I (and many others) write a lot about the responsibilities of the leader, and what we should be doing to better the lot of our teams and our companies.
What I see a lot less written about is the responsibility of that team, of employees to the company.
But if you are paid for work, you have an obligation to deliver that work. Contractually and morally. And if we’re expecting the boss to be an excellent boss, then we should expect any employee to be an excellent employee.
If we’re on the one hand telling managers they need to be servant leaders, and on the other, telling employees that they need to put themselves first, we are building dysfunctional companies and societies.
Yet that’s what I see here on LinkedIn, All the time. And it’s immature and irresponsible.
Everyone, from CEO to intern, has both rights and responsibilities.
And those responsibilities are messy. Because we are responsible to all our stakeholders – our fellow team members (including our bosses or reports), our customers, the environment we extract from, our communities, our investors, our suppliers.
Which is where clarity of purpose and values comes in. Because if our company is clear about what it is here to do, and what we can and should all expect of each other, it helps us all live up to our responsibilities.
Which, incidentally, then translates to respecting each other’s rights.

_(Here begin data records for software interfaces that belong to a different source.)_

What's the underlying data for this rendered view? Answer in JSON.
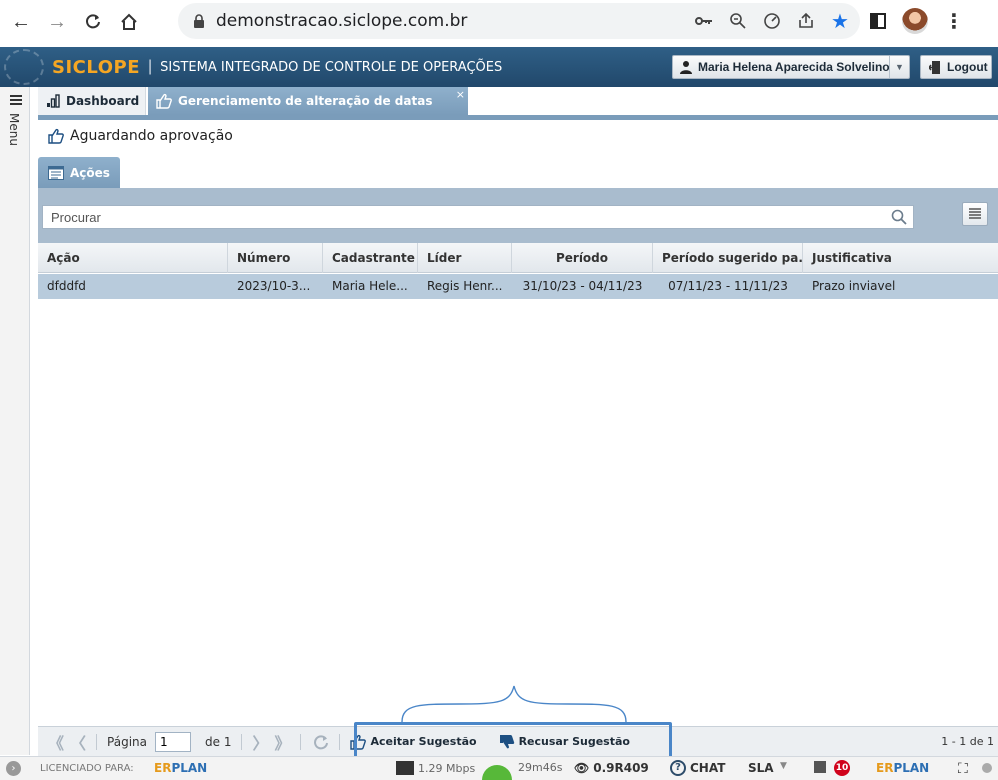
{
  "browser": {
    "url": "demonstracao.siclope.com.br"
  },
  "header": {
    "logo": "SICLOPE",
    "separator": "|",
    "system_name": "SISTEMA INTEGRADO DE CONTROLE DE OPERAÇÕES",
    "user_name": "Maria Helena Aparecida Solvelino",
    "logout_label": "Logout"
  },
  "side_menu": {
    "label": "Menu"
  },
  "tabs": [
    {
      "label": "Dashboard"
    },
    {
      "label": "Gerenciamento de alteração de datas",
      "close": "×"
    }
  ],
  "section": {
    "title": "Aguardando aprovação"
  },
  "panel": {
    "tab_label": "Ações",
    "search_placeholder": "Procurar"
  },
  "grid": {
    "columns": [
      "Ação",
      "Número",
      "Cadastrante",
      "Líder",
      "Período",
      "Período sugerido pa...",
      "Justificativa"
    ],
    "rows": [
      [
        "dfddfd",
        "2023/10-3...",
        "Maria Hele...",
        "Regis Henr...",
        "31/10/23 - 04/11/23",
        "07/11/23 - 11/11/23",
        "Prazo inviavel"
      ]
    ]
  },
  "paging": {
    "page_label": "Página",
    "page_value": "1",
    "of_label": "de 1",
    "accept_label": "Aceitar Sugestão",
    "reject_label": "Recusar Sugestão",
    "count_label": "1 - 1 de 1"
  },
  "statusbar": {
    "licensed_label": "LICENCIADO PARA:",
    "brand_a": "ER",
    "brand_b": "PLAN",
    "speed": "1.29 Mbps",
    "timer": "29m46s",
    "version": "0.9R409",
    "chat_label": "CHAT",
    "sla_label": "SLA",
    "badge_count": "10"
  },
  "colors": {
    "header_bg": "#21486b",
    "tab_active": "#7a9cba",
    "row_selected": "#b8cbdc",
    "highlight": "#4a86c8",
    "logo": "#f5a623"
  }
}
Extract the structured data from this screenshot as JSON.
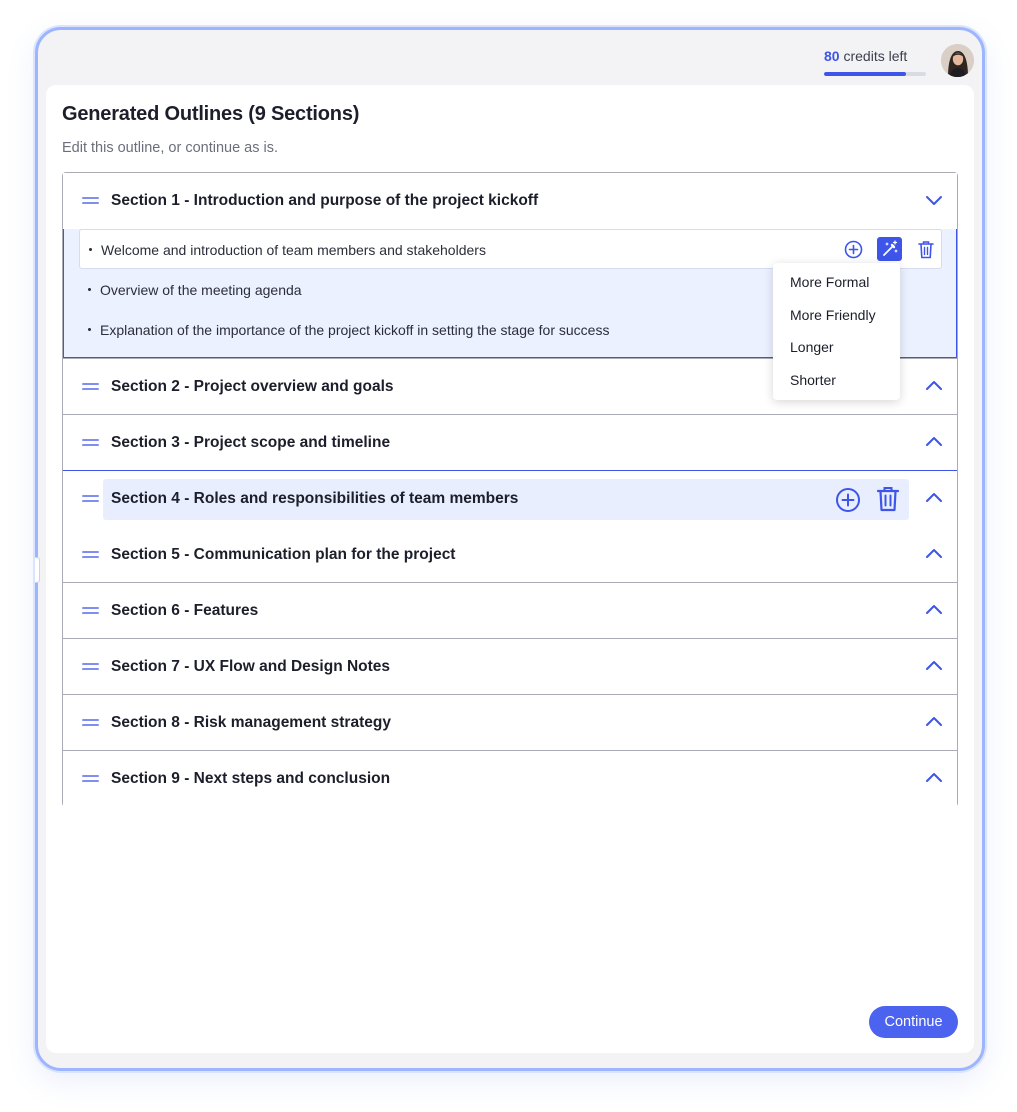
{
  "header": {
    "credits_count": "80",
    "credits_suffix": " credits left",
    "credits_fraction": 0.8
  },
  "page": {
    "title": "Generated Outlines (9 Sections)",
    "subtitle": "Edit this outline, or continue as is."
  },
  "sections": [
    {
      "title": "Section 1 - Introduction and purpose of the project kickoff",
      "expanded": true
    },
    {
      "title": "Section 2 - Project overview and goals"
    },
    {
      "title": "Section 3 - Project scope and timeline"
    },
    {
      "title": "Section 4 - Roles and responsibilities of team members"
    },
    {
      "title": "Section 5 - Communication plan for the project"
    },
    {
      "title": "Section 6 - Features"
    },
    {
      "title": "Section 7 - UX Flow and Design Notes"
    },
    {
      "title": "Section 8 - Risk management strategy"
    },
    {
      "title": "Section 9 - Next steps and conclusion"
    }
  ],
  "section1_bullets": [
    "Welcome and introduction of team members and stakeholders",
    "Overview of the meeting agenda",
    "Explanation of the importance of the project kickoff in setting the stage for success"
  ],
  "rewrite_menu": {
    "options": [
      "More Formal",
      "More Friendly",
      "Longer",
      "Shorter"
    ]
  },
  "actions": {
    "continue_label": "Continue"
  },
  "colors": {
    "accent": "#3d55e8",
    "expanded_bg": "#ecf1ff",
    "device_border": "#9db5ff"
  },
  "icons": [
    "drag-handle-icon",
    "chevron-down-icon",
    "chevron-up-icon",
    "add-circle-icon",
    "magic-wand-icon",
    "trash-icon",
    "avatar"
  ]
}
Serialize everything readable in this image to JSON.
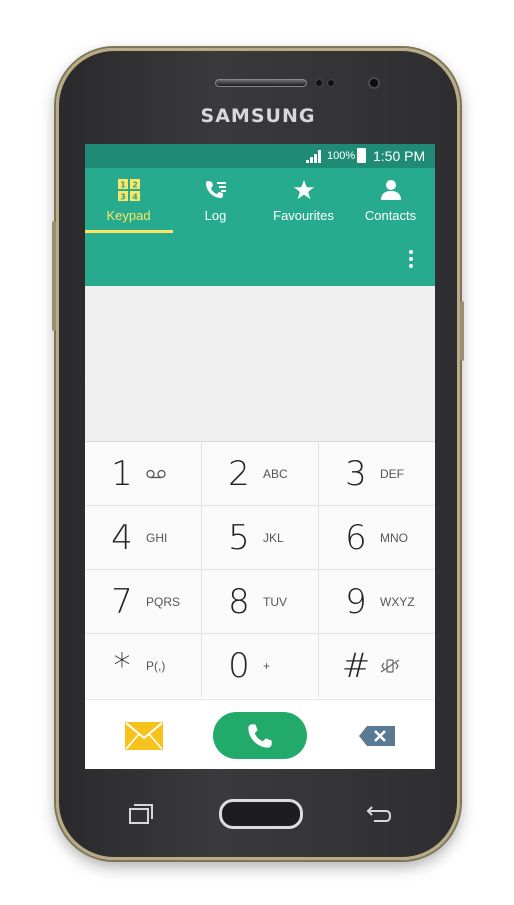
{
  "device": {
    "brand": "SAMSUNG"
  },
  "status_bar": {
    "battery_pct": "100%",
    "time": "1:50 PM"
  },
  "tabs": [
    {
      "label": "Keypad",
      "icon": "keypad-icon",
      "active": true
    },
    {
      "label": "Log",
      "icon": "call-log-icon",
      "active": false
    },
    {
      "label": "Favourites",
      "icon": "star-icon",
      "active": false
    },
    {
      "label": "Contacts",
      "icon": "person-icon",
      "active": false
    }
  ],
  "keypad": {
    "keys": [
      {
        "digit": "1",
        "letters": "",
        "sub_icon": "voicemail-icon"
      },
      {
        "digit": "2",
        "letters": "ABC"
      },
      {
        "digit": "3",
        "letters": "DEF"
      },
      {
        "digit": "4",
        "letters": "GHI"
      },
      {
        "digit": "5",
        "letters": "JKL"
      },
      {
        "digit": "6",
        "letters": "MNO"
      },
      {
        "digit": "7",
        "letters": "PQRS"
      },
      {
        "digit": "8",
        "letters": "TUV"
      },
      {
        "digit": "9",
        "letters": "WXYZ"
      },
      {
        "digit": "*",
        "letters": "P(,)"
      },
      {
        "digit": "0",
        "letters": "+"
      },
      {
        "digit": "#",
        "letters": "",
        "sub_icon": "mute-vibrate-icon"
      }
    ]
  },
  "actions": {
    "message_icon": "envelope-icon",
    "call_icon": "phone-handset-icon",
    "delete_icon": "backspace-icon"
  },
  "colors": {
    "status_bar": "#1f8b75",
    "tab_bar": "#26ab8f",
    "active_tab": "#ffe566",
    "call_button": "#22aa6b",
    "message_icon": "#f7c21b",
    "delete_icon": "#5a7a94"
  }
}
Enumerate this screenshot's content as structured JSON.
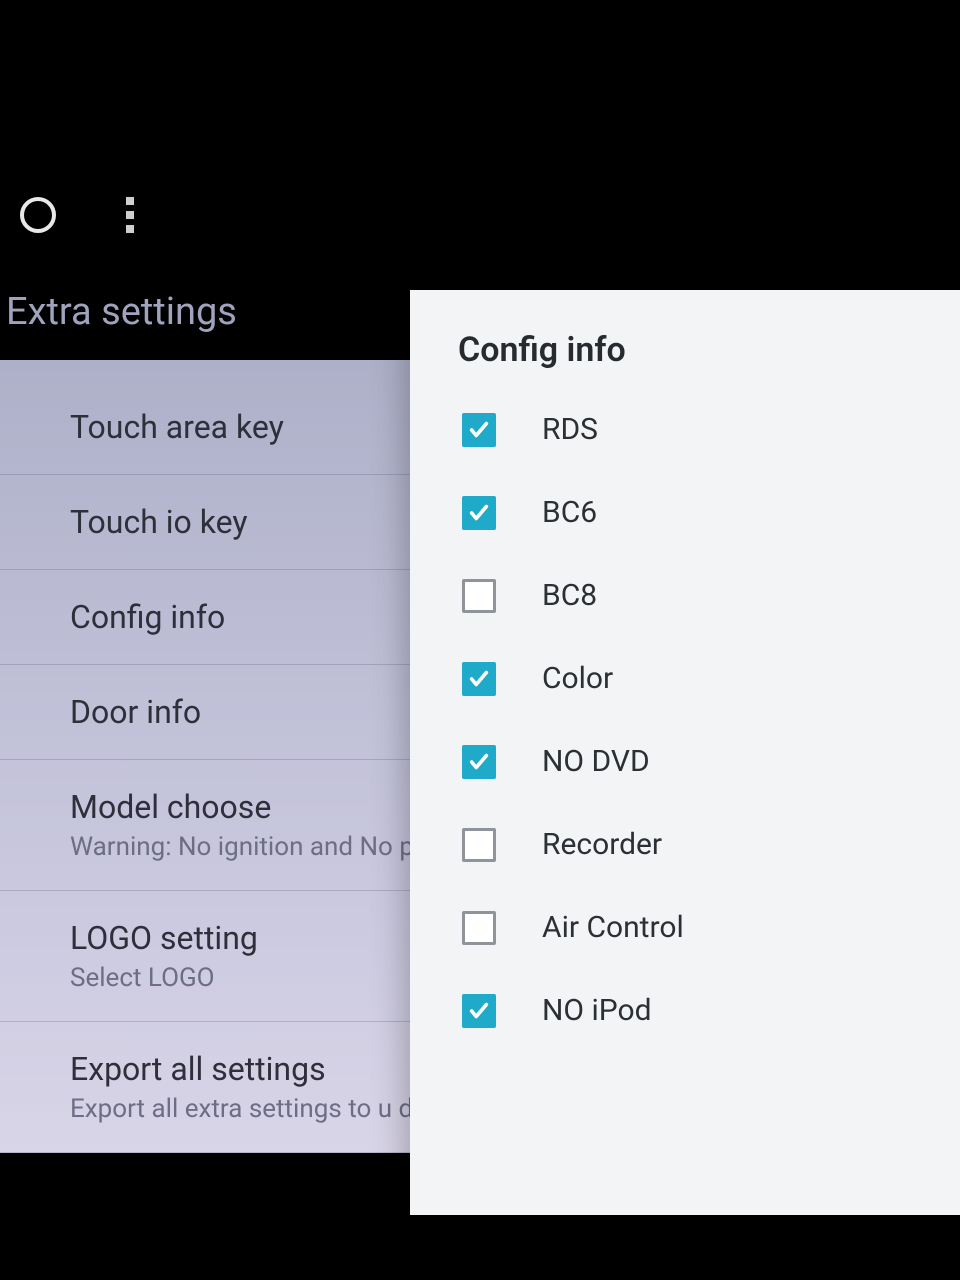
{
  "header": {
    "title": "Extra settings"
  },
  "settings": {
    "items": [
      {
        "label": "Touch area key",
        "sub": ""
      },
      {
        "label": "Touch io key",
        "sub": ""
      },
      {
        "label": "Config info",
        "sub": ""
      },
      {
        "label": "Door info",
        "sub": ""
      },
      {
        "label": "Model choose",
        "sub": "Warning: No ignition and No p"
      },
      {
        "label": "LOGO setting",
        "sub": "Select LOGO"
      },
      {
        "label": "Export all settings",
        "sub": "Export all extra settings to u d"
      }
    ]
  },
  "dialog": {
    "title": "Config info",
    "options": [
      {
        "label": "RDS",
        "checked": true
      },
      {
        "label": "BC6",
        "checked": true
      },
      {
        "label": "BC8",
        "checked": false
      },
      {
        "label": "Color",
        "checked": true
      },
      {
        "label": "NO DVD",
        "checked": true
      },
      {
        "label": "Recorder",
        "checked": false
      },
      {
        "label": "Air Control",
        "checked": false
      },
      {
        "label": "NO iPod",
        "checked": true
      }
    ]
  }
}
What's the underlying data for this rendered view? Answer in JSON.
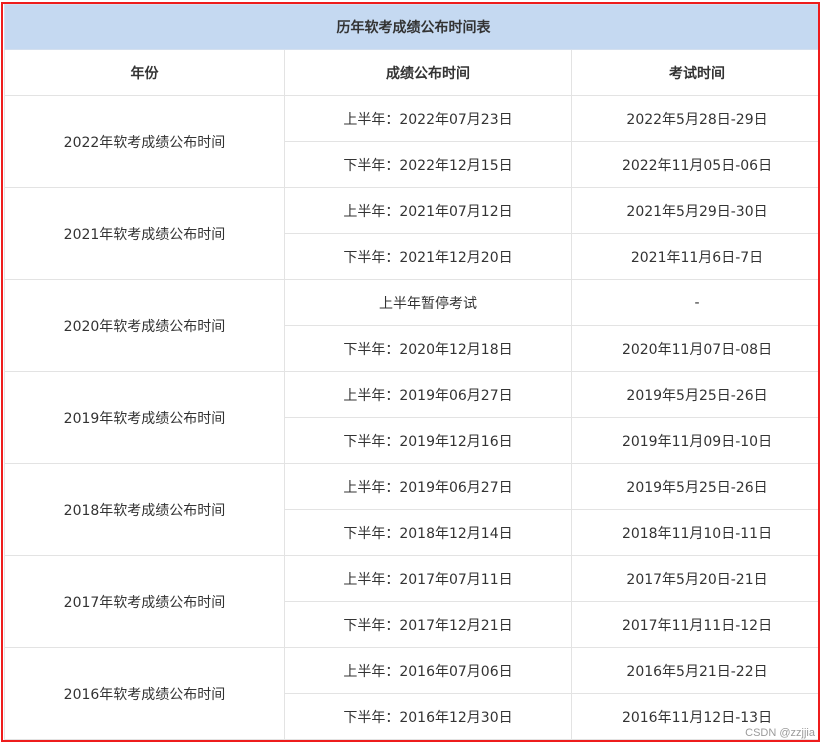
{
  "table": {
    "title": "历年软考成绩公布时间表",
    "headers": [
      "年份",
      "成绩公布时间",
      "考试时间"
    ],
    "rows": [
      {
        "year": "2022年软考成绩公布时间",
        "sub": [
          {
            "publish": "上半年：2022年07月23日",
            "exam": "2022年5月28日-29日"
          },
          {
            "publish": "下半年：2022年12月15日",
            "exam": "2022年11月05日-06日"
          }
        ]
      },
      {
        "year": "2021年软考成绩公布时间",
        "sub": [
          {
            "publish": "上半年：2021年07月12日",
            "exam": "2021年5月29日-30日"
          },
          {
            "publish": "下半年：2021年12月20日",
            "exam": "2021年11月6日-7日"
          }
        ]
      },
      {
        "year": "2020年软考成绩公布时间",
        "sub": [
          {
            "publish": "上半年暂停考试",
            "exam": "-"
          },
          {
            "publish": "下半年：2020年12月18日",
            "exam": "2020年11月07日-08日"
          }
        ]
      },
      {
        "year": "2019年软考成绩公布时间",
        "sub": [
          {
            "publish": "上半年：2019年06月27日",
            "exam": "2019年5月25日-26日"
          },
          {
            "publish": "下半年：2019年12月16日",
            "exam": "2019年11月09日-10日"
          }
        ]
      },
      {
        "year": "2018年软考成绩公布时间",
        "sub": [
          {
            "publish": "上半年：2019年06月27日",
            "exam": "2019年5月25日-26日"
          },
          {
            "publish": "下半年：2018年12月14日",
            "exam": "2018年11月10日-11日"
          }
        ]
      },
      {
        "year": "2017年软考成绩公布时间",
        "sub": [
          {
            "publish": "上半年：2017年07月11日",
            "exam": "2017年5月20日-21日"
          },
          {
            "publish": "下半年：2017年12月21日",
            "exam": "2017年11月11日-12日"
          }
        ]
      },
      {
        "year": "2016年软考成绩公布时间",
        "sub": [
          {
            "publish": "上半年：2016年07月06日",
            "exam": "2016年5月21日-22日"
          },
          {
            "publish": "下半年：2016年12月30日",
            "exam": "2016年11月12日-13日"
          }
        ]
      }
    ]
  },
  "watermark": "CSDN @zzjjia",
  "colors": {
    "title_bg": "#c5d9f1",
    "frame": "#ee1c1c",
    "border": "#e3e3e3"
  }
}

Will 2022 be another year of a strategy at best vaguely met? Of being a CEO unable to step back from the day-to-day to do the things your company needs to meet it's ambitions? Of having a purpose and values that don't directly connect to everything you do? We're looking for an intimate beta group of CEOs (10 to 40 employees) to join us on this upcoming webinar to talk through our Build on Purpose framework for making strategy, purpose and values happen.